Eastall, Henry Francis, Shooter’s-hill-road.Waller, William Bevan, Milner-square, Islington.
The following gentleman also on the same day passed hisPrimary Professional Examination :—
Crawshaw, Benjamin, London Hospital.
COLLEGE OF PHYSICIANS, IRELAND.-At examina-tions recently held the following gentlemen obtained thelicences in Medicine and Midwifery :-
MEBiciNE.—George Deane Bourke, Patrick Horne, Michael James Kelly,Edward William Kelsall, George Legge Buchanan Stoney, Joseph HinesWolfenden. _
MiDwiFBET.—George Deane Bourke, Michael James Kelly, Edward Wni.Kelsall, William Stoker, George Stoney, Joseph Hines Wolfenden.
DR. WILLIA3f ADYE is a candidate for the coroner-ship of Wilts.THE Excise duty on medicine vendors last year was
DR. GODFREY, medical officer to the ClonmoyleDispensary district, after upwards of half a century’s ser-vice, has been accorded a retiring allowance of .893 perannum.
ROYAL COLLEGE OF SURGEONS, EDINBURGH.-Atthe annual meeting of the College on the 15th inst., thefollowing office-bearers were elected for the ensuing year :-President: Dr. James Simson.

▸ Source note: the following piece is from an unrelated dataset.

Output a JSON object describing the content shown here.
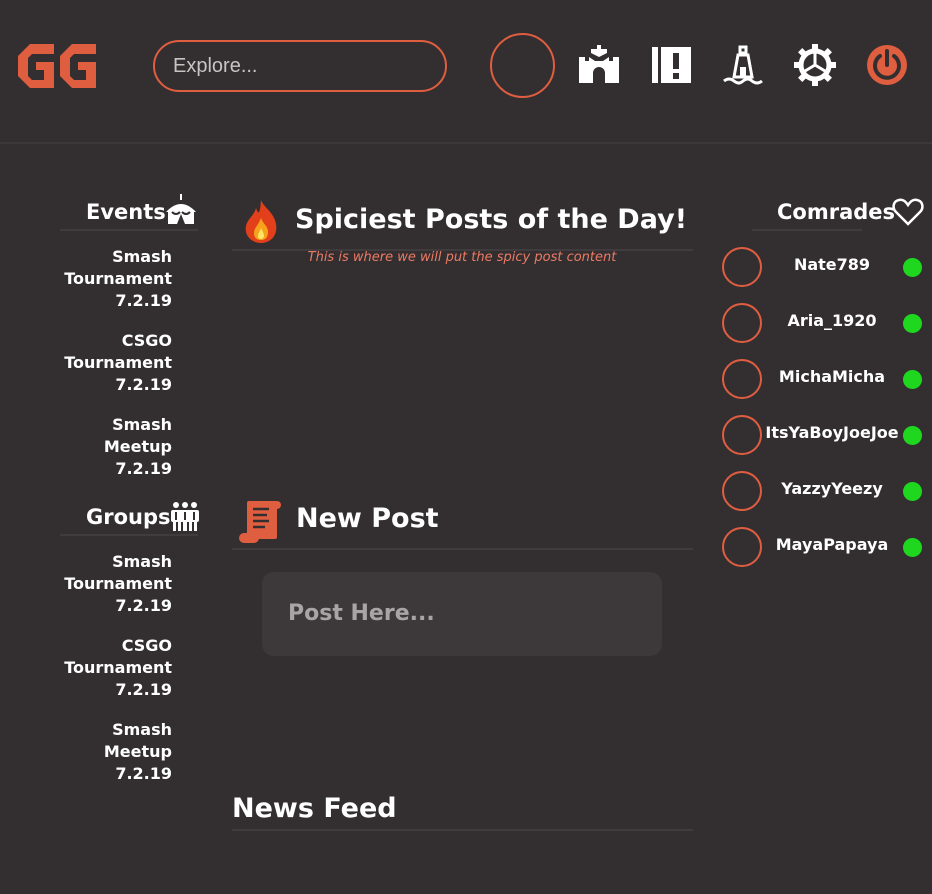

Treasurer: Dr. JohnGairdner. Secretary: Dr. Robert Omond. Librarian : Dr.Archibald Inglis. President’s Council : Dr. James S.Combe, Dr. Andrew Wood, Dr. James Dunsmure, Mr. Wm.Walker, Dr. Henry D. Littlejohn, Dr. Patrick H. Watson.Dr. John Gairdner (ex officio).
CAMBRIDGE LOCAL EXAMINATIONS AND MEDICALSTUDENTS.-The following grace received the sanction ofthe Senate of the University of Cambridge on the 16thultimo :—" That, on the recommendation of the Local Ex-aminations Syndicate, a student, though he is above theage of sixteen, may be admitted to the examination forstudents under that age, provided that he produces a cer-tificate signed by a graduate of the University, or a memberof the medical profession whose name is on the MedicalRegister, that such graduate or member believes him to bebond-fide intending to become a medical student; and thatthe names of students admitted under this condition and
satisfying the examiners be sent to the Registrar of theGeneral Medical Council, but that the ordinary certificatesbe not granted to such students.